MATERIAL FOR THIS EXERCISE START
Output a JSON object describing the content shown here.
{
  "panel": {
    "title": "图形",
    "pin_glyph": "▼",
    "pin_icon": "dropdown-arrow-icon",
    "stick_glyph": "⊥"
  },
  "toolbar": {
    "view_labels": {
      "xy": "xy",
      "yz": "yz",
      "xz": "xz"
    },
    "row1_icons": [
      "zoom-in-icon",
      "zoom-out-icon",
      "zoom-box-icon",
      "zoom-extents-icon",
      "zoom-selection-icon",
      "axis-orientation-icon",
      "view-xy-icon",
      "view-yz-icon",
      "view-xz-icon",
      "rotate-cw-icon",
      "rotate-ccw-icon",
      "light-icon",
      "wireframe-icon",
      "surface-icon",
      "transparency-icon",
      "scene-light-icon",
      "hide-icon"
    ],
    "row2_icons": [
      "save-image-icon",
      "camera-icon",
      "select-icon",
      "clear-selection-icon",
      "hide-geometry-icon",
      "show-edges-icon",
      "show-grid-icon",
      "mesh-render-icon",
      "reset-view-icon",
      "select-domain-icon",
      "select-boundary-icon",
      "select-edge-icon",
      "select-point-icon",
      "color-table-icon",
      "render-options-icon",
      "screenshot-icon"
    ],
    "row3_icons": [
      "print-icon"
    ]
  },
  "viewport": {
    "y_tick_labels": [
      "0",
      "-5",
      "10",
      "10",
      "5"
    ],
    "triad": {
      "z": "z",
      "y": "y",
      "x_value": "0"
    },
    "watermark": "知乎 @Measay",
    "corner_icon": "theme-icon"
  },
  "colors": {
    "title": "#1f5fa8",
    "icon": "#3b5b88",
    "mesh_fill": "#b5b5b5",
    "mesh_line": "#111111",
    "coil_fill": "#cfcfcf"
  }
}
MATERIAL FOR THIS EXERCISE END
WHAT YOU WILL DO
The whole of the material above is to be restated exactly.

EXERCISE RESULT
Output a JSON object describing the content shown here.
{
  "panel": {
    "title": "图形",
    "pin_glyph": "▼",
    "pin_icon": "dropdown-arrow-icon",
    "stick_glyph": "⊥"
  },
  "toolbar": {
    "view_labels": {
      "xy": "xy",
      "yz": "yz",
      "xz": "xz"
    },
    "row1_icons": [
      "zoom-in-icon",
      "zoom-out-icon",
      "zoom-box-icon",
      "zoom-extents-icon",
      "zoom-selection-icon",
      "axis-orientation-icon",
      "view-xy-icon",
      "view-yz-icon",
      "view-xz-icon",
      "rotate-cw-icon",
      "rotate-ccw-icon",
      "light-icon",
      "wireframe-icon",
      "surface-icon",
      "transparency-icon",
      "scene-light-icon",
      "hide-icon"
    ],
    "row2_icons": [
      "save-image-icon",
      "camera-icon",
      "select-icon",
      "clear-selection-icon",
      "hide-geometry-icon",
      "show-edges-icon",
      "show-grid-icon",
      "mesh-render-icon",
      "reset-view-icon",
      "select-domain-icon",
      "select-boundary-icon",
      "select-edge-icon",
      "select-point-icon",
      "color-table-icon",
      "render-options-icon",
      "screenshot-icon"
    ],
    "row3_icons": [
      "print-icon"
    ]
  },
  "viewport": {
    "y_tick_labels": [
      "0",
      "-5",
      "10",
      "10",
      "5"
    ],
    "triad": {
      "z": "z",
      "y": "y",
      "x_value": "0"
    },
    "watermark": "知乎 @Measay",
    "corner_icon": "theme-icon"
  },
  "colors": {
    "title": "#1f5fa8",
    "icon": "#3b5b88",
    "mesh_fill": "#b5b5b5",
    "mesh_line": "#111111",
    "coil_fill": "#cfcfcf"
  }
}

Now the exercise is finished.